After I had these first thoughts about curiosity, I asked myself if they felt true. I thought about it. I decided that I cannot be truly curious if I am in any way distracted: if I’m anxious about whether you will be willing to hear what I have to say — if I’m determined to make you listen to me — if I feel any time press — if I’m sending any covert message in my question — if I have any agenda about the outcome of our conversation. It doesn’t matter if I’m focused on being afraid you won’t respond as I wish or if I’m anticipating how you will respond. It doesn’t matter if I’m motivated by self-interest, a need to control you, blame you, or manipulate you. Nor does it matter if I’m motivated to “help” you or change you because of my care and worry for you.

I decided I believe it is not possible to be defensive or in power struggle if we are in a state of pure curiosity. When I’m stuck in a power struggle for any of the reasons I named above, it doesn’t work to try to be curious or to tell myself that I should be. But what has worked for me and what I’ve been suggesting to others is to ask hypothetically, “If I were truly curious right now, what would I want to know?” It makes me genuinely start to wonder what I would want to know. It frees me from the vice grip of my defensiveness. My morning thoughts give me a deeper understanding of why this question works so well for me — and by their reports, for others.
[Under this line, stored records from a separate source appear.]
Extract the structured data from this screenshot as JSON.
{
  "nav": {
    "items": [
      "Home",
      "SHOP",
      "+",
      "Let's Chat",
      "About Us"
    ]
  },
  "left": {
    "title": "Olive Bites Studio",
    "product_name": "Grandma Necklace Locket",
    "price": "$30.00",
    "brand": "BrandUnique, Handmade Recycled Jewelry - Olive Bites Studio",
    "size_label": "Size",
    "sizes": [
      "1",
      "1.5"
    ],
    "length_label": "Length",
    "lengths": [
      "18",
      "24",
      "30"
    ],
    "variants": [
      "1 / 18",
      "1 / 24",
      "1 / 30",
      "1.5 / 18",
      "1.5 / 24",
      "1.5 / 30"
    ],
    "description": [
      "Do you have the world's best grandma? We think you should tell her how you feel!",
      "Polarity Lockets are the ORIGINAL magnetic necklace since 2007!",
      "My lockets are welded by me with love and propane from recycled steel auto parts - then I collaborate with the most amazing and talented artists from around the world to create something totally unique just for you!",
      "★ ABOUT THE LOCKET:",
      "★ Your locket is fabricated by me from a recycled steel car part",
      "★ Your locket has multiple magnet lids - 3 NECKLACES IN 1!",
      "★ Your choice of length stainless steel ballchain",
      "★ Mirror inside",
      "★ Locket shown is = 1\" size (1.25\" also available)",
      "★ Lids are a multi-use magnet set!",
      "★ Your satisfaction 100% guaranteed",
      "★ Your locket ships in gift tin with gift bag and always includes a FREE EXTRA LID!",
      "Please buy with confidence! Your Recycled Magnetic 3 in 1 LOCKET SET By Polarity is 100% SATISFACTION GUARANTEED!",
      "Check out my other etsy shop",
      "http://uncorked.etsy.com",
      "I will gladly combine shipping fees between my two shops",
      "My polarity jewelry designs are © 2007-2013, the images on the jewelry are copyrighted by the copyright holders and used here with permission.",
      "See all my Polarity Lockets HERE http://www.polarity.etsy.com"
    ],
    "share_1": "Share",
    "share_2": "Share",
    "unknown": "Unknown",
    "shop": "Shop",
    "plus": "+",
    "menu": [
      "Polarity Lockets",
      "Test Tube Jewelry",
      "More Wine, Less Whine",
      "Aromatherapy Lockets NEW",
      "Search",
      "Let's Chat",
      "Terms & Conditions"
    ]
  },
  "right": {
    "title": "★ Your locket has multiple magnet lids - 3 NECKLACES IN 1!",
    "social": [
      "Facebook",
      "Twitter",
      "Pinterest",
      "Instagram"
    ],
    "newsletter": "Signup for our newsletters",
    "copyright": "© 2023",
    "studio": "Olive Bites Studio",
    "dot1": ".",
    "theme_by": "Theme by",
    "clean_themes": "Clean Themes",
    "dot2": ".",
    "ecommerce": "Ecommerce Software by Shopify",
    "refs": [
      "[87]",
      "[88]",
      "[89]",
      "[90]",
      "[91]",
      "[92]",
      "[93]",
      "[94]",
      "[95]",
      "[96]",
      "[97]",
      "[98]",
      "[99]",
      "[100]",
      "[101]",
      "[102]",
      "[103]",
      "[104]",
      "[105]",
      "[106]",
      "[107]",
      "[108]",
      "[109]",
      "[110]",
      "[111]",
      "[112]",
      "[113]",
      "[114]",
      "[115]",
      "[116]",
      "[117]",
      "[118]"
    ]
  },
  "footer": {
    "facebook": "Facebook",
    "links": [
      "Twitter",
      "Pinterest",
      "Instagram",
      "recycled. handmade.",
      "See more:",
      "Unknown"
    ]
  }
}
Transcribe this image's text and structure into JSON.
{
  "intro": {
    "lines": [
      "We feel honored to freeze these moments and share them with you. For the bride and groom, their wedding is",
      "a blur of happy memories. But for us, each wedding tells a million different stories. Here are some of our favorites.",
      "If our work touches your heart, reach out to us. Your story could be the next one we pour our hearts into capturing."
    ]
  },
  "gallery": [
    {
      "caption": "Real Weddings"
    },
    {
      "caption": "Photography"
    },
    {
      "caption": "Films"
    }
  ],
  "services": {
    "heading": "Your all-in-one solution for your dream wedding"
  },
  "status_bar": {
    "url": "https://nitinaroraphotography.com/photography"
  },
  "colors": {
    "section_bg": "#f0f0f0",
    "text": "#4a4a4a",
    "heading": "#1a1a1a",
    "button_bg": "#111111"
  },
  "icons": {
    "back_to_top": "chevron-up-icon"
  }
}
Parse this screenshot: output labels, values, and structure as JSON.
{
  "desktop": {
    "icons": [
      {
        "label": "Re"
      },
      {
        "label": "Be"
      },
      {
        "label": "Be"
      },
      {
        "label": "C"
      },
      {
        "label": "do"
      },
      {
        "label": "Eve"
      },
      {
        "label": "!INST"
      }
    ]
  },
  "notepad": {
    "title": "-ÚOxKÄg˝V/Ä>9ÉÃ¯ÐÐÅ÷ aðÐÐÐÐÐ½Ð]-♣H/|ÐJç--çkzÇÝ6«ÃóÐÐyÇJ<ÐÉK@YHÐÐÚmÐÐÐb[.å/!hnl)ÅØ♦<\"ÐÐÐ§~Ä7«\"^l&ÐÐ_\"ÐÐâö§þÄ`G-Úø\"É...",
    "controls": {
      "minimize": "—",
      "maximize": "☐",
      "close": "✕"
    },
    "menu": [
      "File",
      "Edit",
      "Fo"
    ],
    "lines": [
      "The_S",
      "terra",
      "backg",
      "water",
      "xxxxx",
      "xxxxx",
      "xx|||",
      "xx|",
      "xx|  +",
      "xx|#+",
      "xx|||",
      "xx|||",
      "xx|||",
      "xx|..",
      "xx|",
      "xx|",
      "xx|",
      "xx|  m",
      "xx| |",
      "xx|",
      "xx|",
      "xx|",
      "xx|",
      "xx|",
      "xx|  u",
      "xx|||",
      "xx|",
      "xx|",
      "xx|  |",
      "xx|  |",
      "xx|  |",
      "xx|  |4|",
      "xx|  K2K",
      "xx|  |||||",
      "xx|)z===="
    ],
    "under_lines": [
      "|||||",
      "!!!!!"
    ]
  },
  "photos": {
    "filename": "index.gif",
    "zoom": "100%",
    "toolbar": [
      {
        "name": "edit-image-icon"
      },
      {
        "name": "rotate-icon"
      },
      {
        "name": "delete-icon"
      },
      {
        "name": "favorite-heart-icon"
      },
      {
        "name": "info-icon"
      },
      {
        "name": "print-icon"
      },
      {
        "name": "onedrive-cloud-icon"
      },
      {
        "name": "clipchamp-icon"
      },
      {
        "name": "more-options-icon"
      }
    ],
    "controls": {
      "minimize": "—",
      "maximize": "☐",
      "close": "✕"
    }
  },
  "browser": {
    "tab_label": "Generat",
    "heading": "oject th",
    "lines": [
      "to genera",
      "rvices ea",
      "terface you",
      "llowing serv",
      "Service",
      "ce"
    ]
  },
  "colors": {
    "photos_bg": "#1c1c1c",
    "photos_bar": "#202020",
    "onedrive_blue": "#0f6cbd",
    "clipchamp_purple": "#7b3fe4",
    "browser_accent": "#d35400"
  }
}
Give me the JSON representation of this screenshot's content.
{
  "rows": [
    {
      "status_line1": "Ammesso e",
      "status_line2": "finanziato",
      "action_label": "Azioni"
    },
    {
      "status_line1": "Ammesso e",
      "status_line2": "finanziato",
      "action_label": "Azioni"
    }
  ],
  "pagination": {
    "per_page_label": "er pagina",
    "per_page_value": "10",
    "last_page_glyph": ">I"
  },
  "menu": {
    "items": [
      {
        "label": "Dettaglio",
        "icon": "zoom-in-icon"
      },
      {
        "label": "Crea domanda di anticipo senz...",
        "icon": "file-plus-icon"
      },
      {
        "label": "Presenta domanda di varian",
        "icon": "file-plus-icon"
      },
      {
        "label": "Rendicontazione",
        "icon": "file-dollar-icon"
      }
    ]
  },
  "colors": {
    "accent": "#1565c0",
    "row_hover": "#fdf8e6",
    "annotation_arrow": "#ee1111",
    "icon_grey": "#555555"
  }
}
My conclusion is:

Curiosity is an antidote to power struggle.